The Bunhill Fields burial ground preserves the name of one of the three large fields (the others being Moorfields and Smithfield) that historically formed the Manor of Finsbury. The term field implies open land—land not used for the cultivation of crops but for the grazing of animals, the tenting of cloth (that is to say, the bleaching of linen in the sun), all kinds of sports and ball games, & so on—any activity that required space. I attribute to Peter Ackroyd the phrase “the long continuities of London life” though I can no longer trace the reference. It just may be that I heard him use the phrase in a lecture twenty or more years ago and it has resonated with me ever since.
The Finsbury fields were long a noted place for the practice of archery. A Child ballad (No 145B : “Robin Hood and Queen Katherine”), tells of an archery contest at Bunhill Fields :
In summer time, when leaves grow green,
It is a seemly sight to see
How Robin Hood himself had drest,
And all his yeomandry.
He cloathed his men in Lincoln green,
And himself in scarlet red,
Black hats, white feathers, all alike ;
Now bold Robin Hood is rid.
And when he came at Londons court,
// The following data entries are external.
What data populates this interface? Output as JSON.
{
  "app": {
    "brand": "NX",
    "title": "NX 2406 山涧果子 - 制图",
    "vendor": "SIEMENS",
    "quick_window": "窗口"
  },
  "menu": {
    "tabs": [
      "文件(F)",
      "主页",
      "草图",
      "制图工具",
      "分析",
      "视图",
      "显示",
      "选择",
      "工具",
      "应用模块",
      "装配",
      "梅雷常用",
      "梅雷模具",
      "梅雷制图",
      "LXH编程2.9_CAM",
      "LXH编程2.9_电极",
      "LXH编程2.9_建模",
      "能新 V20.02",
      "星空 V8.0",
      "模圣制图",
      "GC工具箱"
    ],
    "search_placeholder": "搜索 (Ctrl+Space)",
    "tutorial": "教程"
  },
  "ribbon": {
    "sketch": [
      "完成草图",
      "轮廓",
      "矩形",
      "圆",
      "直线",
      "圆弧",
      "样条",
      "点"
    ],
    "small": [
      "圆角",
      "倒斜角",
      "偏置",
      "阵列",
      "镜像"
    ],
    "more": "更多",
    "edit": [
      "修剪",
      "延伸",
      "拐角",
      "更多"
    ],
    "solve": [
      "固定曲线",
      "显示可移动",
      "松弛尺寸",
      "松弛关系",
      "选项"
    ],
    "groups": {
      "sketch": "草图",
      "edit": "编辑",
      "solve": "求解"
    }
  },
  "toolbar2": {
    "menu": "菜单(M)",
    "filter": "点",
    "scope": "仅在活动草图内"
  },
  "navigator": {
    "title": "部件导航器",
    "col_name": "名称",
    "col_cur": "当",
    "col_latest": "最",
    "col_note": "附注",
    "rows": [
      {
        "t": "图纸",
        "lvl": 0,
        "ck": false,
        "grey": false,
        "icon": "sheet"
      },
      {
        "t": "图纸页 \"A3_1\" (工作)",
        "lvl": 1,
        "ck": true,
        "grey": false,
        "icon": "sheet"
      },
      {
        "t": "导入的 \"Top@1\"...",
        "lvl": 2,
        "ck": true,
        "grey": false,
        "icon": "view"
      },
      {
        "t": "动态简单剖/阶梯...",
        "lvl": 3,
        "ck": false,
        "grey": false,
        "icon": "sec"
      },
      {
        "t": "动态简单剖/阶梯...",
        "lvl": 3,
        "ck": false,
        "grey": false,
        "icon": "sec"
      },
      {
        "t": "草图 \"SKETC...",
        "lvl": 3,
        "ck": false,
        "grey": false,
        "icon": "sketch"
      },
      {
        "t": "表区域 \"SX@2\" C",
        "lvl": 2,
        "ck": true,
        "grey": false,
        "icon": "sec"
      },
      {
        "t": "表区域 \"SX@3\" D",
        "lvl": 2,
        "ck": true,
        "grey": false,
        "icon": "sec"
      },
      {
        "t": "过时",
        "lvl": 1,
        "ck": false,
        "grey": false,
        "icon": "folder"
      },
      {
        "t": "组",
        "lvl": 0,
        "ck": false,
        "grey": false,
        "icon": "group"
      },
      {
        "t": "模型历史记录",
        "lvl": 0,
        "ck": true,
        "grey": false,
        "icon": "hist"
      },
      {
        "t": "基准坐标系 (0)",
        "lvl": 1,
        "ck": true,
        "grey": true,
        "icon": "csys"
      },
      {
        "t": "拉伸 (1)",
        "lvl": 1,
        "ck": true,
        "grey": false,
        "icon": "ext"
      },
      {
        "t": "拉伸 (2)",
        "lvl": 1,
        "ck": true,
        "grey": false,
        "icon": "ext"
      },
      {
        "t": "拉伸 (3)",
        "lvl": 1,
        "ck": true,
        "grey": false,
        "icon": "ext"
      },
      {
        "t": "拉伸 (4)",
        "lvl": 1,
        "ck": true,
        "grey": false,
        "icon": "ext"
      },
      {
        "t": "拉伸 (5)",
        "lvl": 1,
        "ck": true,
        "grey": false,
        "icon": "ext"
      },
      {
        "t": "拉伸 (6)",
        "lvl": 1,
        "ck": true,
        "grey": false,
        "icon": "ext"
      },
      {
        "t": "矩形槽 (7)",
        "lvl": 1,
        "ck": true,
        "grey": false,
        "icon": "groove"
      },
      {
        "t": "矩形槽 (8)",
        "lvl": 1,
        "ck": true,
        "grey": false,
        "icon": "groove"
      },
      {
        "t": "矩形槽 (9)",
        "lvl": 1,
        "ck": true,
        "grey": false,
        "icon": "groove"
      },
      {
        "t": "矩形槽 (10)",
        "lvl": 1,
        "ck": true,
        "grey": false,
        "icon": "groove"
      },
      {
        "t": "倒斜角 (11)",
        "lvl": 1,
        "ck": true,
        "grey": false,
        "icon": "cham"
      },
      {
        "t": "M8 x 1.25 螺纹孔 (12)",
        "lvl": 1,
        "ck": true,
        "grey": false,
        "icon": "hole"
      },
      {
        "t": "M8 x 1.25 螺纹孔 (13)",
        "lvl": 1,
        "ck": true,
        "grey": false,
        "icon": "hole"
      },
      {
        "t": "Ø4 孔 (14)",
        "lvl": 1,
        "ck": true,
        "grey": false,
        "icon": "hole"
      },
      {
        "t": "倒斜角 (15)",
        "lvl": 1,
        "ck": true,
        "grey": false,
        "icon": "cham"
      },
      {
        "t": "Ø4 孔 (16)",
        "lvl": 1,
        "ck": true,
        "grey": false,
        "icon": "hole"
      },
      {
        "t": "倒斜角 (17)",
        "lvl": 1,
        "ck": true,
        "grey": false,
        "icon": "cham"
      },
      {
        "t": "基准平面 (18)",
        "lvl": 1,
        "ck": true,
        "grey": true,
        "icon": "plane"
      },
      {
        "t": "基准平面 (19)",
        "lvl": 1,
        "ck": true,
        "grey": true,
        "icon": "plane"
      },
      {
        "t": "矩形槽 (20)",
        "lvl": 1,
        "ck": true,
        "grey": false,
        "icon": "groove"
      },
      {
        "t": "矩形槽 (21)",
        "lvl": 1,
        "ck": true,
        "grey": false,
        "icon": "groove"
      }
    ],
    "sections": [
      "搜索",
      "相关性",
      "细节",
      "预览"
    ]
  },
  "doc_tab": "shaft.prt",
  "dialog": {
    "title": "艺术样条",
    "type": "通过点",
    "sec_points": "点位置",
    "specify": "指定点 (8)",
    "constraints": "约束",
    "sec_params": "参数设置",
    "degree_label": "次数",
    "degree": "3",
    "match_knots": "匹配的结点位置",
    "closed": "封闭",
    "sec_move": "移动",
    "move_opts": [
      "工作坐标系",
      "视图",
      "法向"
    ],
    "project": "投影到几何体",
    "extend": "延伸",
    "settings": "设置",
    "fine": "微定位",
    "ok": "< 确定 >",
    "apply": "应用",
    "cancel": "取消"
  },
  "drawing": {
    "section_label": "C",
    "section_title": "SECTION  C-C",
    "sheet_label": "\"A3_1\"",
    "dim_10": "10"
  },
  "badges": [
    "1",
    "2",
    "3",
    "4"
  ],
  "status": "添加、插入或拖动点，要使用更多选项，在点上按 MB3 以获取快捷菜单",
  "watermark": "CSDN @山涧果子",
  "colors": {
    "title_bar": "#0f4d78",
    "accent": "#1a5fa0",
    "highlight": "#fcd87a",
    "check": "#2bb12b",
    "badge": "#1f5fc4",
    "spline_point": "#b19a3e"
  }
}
Hee fell downe on his knee:
‘Thou art welcome, Locksly,’ said the queen,
‘And all thy good yeomendree.’